(Web page and app entries)
────────────────────────────────────────
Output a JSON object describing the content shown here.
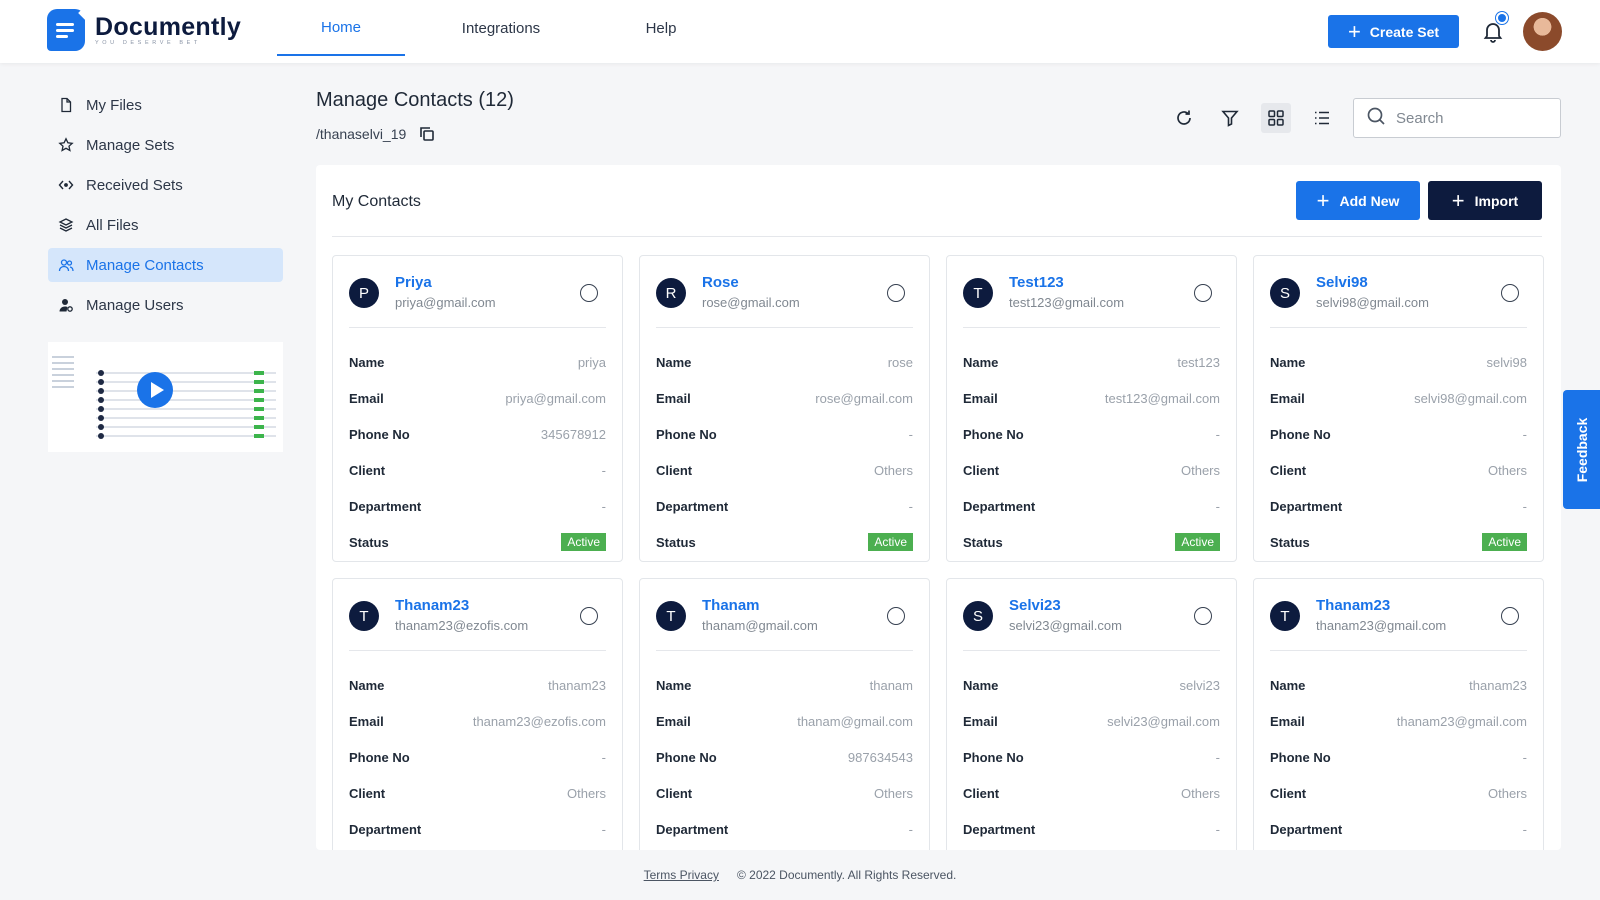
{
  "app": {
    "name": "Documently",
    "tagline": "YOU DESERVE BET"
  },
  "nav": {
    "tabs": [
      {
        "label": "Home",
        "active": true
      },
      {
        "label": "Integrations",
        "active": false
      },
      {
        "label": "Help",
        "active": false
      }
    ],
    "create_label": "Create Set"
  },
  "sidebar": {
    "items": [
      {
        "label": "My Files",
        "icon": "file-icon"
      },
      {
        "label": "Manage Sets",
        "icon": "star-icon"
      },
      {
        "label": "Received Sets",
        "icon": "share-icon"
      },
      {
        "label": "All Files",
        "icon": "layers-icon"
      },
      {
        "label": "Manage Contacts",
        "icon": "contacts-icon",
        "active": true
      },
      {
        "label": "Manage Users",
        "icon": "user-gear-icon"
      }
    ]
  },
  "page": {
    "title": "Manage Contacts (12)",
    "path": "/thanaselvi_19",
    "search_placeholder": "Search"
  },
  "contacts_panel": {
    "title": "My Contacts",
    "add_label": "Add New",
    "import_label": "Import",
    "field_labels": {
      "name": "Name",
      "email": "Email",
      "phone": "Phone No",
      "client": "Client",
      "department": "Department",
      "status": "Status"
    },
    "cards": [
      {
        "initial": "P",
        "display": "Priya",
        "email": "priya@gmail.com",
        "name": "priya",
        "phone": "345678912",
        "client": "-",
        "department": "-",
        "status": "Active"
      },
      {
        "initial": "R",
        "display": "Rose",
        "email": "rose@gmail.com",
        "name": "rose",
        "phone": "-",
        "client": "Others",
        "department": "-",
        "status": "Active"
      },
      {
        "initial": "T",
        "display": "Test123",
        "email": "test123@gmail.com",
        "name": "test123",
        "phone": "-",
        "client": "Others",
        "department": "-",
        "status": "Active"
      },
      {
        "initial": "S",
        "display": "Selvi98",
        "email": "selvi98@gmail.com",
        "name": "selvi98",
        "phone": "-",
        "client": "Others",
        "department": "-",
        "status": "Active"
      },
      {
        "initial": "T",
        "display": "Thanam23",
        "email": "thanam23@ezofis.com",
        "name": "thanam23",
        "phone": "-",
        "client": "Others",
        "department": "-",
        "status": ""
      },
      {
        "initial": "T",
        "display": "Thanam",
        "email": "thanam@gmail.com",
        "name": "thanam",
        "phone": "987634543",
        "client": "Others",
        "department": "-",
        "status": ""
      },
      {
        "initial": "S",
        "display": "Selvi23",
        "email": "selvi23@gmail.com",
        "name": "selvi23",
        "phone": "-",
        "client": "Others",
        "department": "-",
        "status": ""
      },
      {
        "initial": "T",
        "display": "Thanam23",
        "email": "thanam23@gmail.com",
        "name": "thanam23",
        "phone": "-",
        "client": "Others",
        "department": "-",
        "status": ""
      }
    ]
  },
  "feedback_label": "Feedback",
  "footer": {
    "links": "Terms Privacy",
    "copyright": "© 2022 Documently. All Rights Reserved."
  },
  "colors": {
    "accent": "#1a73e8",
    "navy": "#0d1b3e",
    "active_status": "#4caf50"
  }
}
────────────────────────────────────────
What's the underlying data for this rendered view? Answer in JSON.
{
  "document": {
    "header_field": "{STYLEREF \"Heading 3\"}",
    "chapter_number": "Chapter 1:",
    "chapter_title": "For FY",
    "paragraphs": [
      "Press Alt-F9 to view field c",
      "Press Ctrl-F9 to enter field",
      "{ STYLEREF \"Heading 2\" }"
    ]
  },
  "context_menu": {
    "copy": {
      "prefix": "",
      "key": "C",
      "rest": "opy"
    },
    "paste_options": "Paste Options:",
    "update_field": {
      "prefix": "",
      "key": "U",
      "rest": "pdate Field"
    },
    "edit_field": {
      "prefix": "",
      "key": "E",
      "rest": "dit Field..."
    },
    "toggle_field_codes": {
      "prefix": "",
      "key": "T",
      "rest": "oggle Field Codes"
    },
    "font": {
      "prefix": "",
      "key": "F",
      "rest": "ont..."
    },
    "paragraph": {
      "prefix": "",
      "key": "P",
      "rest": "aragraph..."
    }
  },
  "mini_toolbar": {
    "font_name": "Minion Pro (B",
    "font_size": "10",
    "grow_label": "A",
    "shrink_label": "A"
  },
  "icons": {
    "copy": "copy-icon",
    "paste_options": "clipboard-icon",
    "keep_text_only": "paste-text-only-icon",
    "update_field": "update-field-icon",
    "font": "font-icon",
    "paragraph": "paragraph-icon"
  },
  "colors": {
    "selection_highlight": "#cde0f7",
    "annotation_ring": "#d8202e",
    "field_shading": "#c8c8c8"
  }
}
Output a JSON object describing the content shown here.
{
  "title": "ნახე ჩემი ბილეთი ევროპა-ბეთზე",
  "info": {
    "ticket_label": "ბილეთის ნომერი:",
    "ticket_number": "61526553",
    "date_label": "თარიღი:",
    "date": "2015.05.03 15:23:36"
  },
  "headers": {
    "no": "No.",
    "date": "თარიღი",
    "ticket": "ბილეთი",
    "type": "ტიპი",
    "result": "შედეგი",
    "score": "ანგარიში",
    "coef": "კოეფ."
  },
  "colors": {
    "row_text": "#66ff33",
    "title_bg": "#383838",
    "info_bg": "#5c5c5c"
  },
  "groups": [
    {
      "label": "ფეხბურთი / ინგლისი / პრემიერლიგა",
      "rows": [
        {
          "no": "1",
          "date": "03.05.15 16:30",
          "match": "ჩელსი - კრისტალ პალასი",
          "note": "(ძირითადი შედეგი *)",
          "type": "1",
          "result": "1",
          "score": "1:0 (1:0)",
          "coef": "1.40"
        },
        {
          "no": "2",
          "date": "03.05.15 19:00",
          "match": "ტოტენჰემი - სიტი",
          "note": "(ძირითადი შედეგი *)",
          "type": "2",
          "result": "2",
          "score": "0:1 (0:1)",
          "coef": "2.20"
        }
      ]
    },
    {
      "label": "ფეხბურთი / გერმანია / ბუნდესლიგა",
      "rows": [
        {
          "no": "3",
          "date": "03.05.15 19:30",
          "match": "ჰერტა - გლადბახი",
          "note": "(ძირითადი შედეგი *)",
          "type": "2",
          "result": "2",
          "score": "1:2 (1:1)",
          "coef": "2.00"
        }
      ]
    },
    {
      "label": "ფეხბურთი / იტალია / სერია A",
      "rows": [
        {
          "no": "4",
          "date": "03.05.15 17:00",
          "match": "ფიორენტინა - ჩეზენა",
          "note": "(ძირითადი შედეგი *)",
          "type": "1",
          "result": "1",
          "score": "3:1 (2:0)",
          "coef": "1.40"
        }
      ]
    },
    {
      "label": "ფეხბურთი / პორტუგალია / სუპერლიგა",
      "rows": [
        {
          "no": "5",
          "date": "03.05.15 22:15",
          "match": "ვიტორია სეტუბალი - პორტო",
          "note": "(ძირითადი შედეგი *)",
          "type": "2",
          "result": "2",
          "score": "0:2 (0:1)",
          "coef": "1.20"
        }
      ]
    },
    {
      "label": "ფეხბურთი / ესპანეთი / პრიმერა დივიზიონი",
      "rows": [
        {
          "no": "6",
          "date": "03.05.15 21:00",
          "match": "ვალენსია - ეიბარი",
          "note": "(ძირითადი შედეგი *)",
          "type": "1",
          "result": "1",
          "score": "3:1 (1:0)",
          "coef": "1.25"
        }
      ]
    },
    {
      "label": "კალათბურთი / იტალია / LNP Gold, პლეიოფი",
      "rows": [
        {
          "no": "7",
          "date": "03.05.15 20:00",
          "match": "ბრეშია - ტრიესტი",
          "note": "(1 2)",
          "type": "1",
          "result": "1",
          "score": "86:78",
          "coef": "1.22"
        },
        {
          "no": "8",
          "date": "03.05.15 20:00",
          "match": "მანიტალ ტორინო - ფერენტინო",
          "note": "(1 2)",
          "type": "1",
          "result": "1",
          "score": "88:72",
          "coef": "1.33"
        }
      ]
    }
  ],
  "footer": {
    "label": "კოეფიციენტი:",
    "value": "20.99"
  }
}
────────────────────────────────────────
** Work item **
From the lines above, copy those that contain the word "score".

** Finished exercise **
    "score": "ანგარიში",
          "score": "1:0 (1:0)",
          "score": "0:1 (0:1)",
          "score": "1:2 (1:1)",
          "score": "3:1 (2:0)",
          "score": "0:2 (0:1)",
          "score": "3:1 (1:0)",
          "score": "86:78",
          "score": "88:72",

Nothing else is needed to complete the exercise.